A bill passed by Congress goes to the President for the President’s signature. The President has ten days (excluding Sundays) to act upon it. If the President disapproves of the bill, he has to return it to the chamber from which it originated with a statement of the objections. This action is called a veto. The bill does not then become law unless both Houses, by two-thirds votes, override the veto. The President can also let a Bill become a law without signing it merely by letting 10 days pass. But a bill sent to the President during the last 10 days of a session of Congress cannot become a law unless it is signed. Any order, resolution or vote for which the concurrence of the Senate and House of Representatives may be necessary (except on a question of adjournment) shall be presented to the President of the United States. It shall take effect on being approved by the President. It it is disapproved, the Congress, by a two-thirds vote in each House, can override the veto.
Section 8 enumerates the powers of the Congress. These powers include the power:
- To levy and collect taxes;
- To borrow money for the public treasury;
- To establish post offices and post roads;
- To establish bankruptcy laws for the United States;
- To issue patents and copyrights;
- To set up a system of federal courts;
- To declare war;
- To set the standards for weights and measures;
- To punish piracy;
- To raise and support army;
- To make rules and regulations governing commerce between the states and with foreign countries;
- To make uniform rules for the naturalization of foreign citizens;
- To coin money, state its value and provide for the punishment of counterfeiters;
- To make rules and regulations governing commerce among the states and with foreign countries;
- To provide for a navy;
- To call out the militia to enforce federal laws, suppress lawlessness or repel invasions;
- To make all laws for the seat of government,
- To make all laws necessary to enforce the Constitution.
Section 9 sets forth the limits on congressional powers. These limitations include:
- The privilege of the writ of habeas corpus shall not be suspended, unless when in cases of rebellion or invasion the public safety may require it.
- No bill of attainder or ex post facto Law shall be passed.
- No capitation, or other direct, tax shall be laid, unless in proportion to the census or enumeration herein before directed to be taken.
- No preference shall be given by any regulation of commerce or revenue to the ports of one state over those of another: nor shall vessels bound to, or from, one state, be obliged to enter, clear or pay duties in another.
- No title of nobility shall be granted by the United States: and no person holding any office of profit or trust under them, shall, without the consent of the Congress, accept of any present, emolument, office, or title, of any kind whatever, from any king, prince, or foreign state.
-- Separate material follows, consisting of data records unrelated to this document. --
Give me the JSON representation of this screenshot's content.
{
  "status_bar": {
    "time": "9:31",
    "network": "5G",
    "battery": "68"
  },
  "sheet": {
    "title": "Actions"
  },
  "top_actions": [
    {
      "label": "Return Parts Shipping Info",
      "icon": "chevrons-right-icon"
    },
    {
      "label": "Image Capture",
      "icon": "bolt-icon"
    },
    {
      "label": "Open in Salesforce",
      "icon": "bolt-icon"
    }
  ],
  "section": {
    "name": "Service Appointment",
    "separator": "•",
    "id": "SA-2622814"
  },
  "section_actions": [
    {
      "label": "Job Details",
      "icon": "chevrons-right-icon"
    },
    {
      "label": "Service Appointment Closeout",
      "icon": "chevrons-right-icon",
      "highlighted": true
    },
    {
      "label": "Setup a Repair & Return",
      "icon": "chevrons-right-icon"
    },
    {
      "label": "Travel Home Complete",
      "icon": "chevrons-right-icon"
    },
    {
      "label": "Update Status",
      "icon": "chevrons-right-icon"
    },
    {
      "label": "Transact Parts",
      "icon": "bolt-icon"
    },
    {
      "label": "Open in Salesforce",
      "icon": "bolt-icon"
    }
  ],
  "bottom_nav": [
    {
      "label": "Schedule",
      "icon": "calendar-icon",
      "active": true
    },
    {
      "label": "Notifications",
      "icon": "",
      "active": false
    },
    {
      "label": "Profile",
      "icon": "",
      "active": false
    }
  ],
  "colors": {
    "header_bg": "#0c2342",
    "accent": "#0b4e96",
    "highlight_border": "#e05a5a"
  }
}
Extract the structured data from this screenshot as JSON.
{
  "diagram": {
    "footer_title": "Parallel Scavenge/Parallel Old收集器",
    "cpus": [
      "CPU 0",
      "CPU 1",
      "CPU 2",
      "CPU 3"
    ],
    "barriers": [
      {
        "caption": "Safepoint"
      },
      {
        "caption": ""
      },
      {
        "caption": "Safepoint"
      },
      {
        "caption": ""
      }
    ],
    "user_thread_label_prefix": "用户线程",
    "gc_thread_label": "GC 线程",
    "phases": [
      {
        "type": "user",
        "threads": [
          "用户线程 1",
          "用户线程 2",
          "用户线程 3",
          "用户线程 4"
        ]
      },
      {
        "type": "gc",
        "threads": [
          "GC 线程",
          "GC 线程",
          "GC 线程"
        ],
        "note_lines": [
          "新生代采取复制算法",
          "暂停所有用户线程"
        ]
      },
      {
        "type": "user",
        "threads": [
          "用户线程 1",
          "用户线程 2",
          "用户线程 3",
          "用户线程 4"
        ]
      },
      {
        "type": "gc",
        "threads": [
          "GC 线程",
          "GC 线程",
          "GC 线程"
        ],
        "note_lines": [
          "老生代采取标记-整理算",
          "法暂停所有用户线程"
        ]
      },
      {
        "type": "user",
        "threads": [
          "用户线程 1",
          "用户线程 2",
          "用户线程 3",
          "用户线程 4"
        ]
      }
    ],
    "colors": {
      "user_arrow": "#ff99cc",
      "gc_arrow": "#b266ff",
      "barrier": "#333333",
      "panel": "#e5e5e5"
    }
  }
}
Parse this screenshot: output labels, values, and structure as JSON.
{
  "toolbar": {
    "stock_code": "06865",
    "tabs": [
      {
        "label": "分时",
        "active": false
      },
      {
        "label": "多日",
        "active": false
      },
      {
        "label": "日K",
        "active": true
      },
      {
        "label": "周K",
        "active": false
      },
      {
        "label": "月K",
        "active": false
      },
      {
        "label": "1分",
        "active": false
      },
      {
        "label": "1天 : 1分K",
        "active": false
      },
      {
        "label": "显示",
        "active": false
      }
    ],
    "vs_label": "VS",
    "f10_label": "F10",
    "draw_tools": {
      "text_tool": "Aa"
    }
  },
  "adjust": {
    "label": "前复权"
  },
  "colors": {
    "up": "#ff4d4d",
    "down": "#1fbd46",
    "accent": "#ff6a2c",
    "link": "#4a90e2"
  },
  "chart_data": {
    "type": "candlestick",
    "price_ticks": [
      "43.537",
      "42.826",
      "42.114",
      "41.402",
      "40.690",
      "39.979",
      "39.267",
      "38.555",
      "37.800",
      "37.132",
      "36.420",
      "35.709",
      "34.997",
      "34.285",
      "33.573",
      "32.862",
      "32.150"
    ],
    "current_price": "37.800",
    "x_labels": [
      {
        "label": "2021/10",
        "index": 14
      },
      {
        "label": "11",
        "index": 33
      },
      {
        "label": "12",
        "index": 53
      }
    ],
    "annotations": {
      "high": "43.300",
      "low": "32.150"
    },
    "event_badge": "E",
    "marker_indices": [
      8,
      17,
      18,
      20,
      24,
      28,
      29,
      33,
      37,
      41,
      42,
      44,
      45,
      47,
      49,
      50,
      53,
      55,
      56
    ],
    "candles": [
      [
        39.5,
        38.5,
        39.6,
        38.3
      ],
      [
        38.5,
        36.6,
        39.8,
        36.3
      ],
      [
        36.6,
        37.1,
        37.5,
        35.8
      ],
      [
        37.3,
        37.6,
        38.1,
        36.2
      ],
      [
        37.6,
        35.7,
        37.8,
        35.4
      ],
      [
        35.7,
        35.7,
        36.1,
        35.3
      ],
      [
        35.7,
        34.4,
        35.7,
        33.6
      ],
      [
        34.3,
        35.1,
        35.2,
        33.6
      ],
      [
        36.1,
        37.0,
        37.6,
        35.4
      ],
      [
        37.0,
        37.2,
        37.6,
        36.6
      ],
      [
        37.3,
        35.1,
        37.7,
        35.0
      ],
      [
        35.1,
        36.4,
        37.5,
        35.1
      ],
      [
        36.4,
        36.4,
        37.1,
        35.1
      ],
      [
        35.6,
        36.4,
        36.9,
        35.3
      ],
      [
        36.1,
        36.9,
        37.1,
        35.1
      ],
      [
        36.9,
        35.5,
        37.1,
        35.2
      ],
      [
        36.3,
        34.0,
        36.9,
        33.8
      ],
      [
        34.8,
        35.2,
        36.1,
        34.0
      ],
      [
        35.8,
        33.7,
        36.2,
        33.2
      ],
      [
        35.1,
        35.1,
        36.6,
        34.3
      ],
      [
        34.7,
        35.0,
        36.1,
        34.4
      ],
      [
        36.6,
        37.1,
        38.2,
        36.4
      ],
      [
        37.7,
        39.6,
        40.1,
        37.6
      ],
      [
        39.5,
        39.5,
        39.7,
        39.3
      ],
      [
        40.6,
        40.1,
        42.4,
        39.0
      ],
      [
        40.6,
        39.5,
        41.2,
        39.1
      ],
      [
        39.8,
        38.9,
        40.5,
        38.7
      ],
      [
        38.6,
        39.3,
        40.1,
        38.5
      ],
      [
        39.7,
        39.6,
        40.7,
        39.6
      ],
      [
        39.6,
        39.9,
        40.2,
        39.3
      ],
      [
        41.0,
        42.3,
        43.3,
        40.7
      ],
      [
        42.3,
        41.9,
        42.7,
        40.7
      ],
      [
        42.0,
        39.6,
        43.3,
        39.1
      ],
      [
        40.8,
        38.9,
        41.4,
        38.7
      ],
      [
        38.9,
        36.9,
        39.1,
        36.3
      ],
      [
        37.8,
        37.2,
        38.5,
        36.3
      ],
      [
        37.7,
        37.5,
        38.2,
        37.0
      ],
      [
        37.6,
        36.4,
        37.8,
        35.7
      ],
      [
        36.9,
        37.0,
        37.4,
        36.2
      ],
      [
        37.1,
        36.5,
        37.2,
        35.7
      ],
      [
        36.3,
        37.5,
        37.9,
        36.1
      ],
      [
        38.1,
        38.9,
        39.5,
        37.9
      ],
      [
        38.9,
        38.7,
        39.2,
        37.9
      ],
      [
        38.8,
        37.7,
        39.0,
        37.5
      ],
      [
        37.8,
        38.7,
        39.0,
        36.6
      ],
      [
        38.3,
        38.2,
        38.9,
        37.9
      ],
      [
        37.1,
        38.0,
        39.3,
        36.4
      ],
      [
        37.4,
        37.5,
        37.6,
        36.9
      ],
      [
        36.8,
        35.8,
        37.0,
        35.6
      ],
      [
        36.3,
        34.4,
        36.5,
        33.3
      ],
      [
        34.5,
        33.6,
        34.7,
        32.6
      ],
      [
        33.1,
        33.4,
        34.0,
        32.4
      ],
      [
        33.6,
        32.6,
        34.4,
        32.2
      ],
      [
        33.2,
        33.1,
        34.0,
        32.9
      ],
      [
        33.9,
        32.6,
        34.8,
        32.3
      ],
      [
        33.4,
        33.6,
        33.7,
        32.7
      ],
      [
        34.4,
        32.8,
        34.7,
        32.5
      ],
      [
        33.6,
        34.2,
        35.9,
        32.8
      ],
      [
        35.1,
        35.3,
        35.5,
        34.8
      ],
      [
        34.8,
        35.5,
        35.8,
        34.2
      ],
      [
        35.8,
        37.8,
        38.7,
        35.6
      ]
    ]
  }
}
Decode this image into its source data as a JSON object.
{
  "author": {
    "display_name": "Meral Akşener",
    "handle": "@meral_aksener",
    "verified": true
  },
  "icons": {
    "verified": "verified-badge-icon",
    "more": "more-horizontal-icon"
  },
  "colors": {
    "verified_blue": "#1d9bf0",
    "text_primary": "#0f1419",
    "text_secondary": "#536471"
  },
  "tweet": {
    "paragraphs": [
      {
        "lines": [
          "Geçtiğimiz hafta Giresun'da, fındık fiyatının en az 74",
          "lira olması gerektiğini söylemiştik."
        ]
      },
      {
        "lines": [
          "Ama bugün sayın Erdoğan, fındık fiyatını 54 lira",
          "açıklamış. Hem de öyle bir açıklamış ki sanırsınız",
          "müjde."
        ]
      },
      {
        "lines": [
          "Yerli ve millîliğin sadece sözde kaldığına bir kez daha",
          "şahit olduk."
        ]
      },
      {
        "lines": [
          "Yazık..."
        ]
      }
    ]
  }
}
Section 10 sets forth the limitation on States. States cannot exercise powers reserved for the federal government. The States shall not enter into any treaties, alliances or confederation, grant Letters of Marque or reprisal, coin money or issue bills of credit. Furthermore, no state will make anything but gold and silver coin a tender in payment of debts. Only Congress has the power to coin the money that is to be used by the states. The states cannot pass any Bill of attainder, ex post facto Law, impair the Obligation of Contracts, or grant any Title of Nobility. States cannot interfere with the international trade of the United States. States cannot tax goods entering or leaving the state without the consent of the congress. States cannot levy tonnage duties on ships of war in times of peace without the consent of the Congress. States may not, without the consent of Congress, keep troops or armies during times of peace and may not enter into alliances nor compacts with foreign states, nor engage in war unless invaded.